The figure was the highest since the government began asking what respondents are proud of regarding Japan and its people in 1991 as part of its annual survey on social awareness, the Cabinet Office said. It was 46.2 in a similar survey conducted in early 2019.
The nationwide survey covered 10,000 people 18 and older between Jan. 9 and 26, of whom 53.9 percent responded. In multiple answers, 56.4 percent of respondents in the survey — the results of which were released in late March — cited “good public safety” and 52.3 percent touched on Japan’s “natural beauty.”
Similarly, 30.3 percent named “health care and welfare” as an area heading in a better direction, followed by “public safety” at 21.0 percent and “science and technology” at 20.5 percent.
The survey also found 62.2 percent are generally satisfied with society, compared with 37.0 percent who said they are not.
Meanwhile, 31.5 percent of respondents believe economic conditions are heading south in Japan, up 5.0 percentage points from the previous year, the survey showed.
The rate reflects the impact of last October’s consumption tax hike but not the coronavirus pandemic that has rocked Japan and the globe.
In multiple answers to a question about what areas respondents think are heading in an undesirable direction in Japan, 39.4 percent said “the state’s fiscal condition,” and 26.3 percent said “regional disparities.”

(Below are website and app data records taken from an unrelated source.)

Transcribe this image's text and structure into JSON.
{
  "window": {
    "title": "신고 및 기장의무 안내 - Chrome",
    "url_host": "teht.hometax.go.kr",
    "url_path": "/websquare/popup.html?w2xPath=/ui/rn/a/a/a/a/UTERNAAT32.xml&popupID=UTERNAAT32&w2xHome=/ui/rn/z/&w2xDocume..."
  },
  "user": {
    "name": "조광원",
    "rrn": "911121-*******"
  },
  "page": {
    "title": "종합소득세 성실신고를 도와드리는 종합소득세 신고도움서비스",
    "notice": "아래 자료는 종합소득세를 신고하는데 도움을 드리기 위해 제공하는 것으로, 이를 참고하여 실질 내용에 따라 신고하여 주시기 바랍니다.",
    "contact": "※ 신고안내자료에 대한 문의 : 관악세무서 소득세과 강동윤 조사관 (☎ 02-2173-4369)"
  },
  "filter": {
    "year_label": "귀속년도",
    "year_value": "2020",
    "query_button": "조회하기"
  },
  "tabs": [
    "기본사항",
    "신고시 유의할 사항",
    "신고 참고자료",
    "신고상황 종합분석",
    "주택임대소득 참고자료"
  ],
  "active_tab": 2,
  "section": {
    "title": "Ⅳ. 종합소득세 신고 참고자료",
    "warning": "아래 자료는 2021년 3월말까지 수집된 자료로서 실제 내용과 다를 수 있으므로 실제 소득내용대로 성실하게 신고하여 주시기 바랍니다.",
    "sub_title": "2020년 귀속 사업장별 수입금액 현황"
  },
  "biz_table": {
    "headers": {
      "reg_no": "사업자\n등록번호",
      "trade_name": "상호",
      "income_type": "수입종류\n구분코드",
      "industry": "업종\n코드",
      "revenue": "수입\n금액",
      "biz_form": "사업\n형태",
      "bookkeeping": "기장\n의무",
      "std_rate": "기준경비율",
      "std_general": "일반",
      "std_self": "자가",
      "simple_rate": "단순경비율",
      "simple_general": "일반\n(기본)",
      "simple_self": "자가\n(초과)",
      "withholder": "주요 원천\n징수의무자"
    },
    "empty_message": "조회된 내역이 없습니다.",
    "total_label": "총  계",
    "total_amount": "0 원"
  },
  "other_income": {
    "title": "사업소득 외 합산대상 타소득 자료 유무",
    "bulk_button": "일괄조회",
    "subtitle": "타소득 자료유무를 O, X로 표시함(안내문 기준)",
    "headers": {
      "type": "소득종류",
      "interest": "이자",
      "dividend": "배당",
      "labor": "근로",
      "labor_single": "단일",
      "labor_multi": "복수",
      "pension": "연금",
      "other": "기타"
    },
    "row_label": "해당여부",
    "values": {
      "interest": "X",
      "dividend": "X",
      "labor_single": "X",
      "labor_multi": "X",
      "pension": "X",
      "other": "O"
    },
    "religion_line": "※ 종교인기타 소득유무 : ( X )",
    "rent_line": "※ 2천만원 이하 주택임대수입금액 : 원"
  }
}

Similarly, 24.9 percent called “prices” a source of concern for Japan and 24.5 percent cited “diplomacy” amid the lack of progress on territorial disputes with Russia and the issue of North Korea’s abduction of Japanese nationals in the 1970s and 1980s.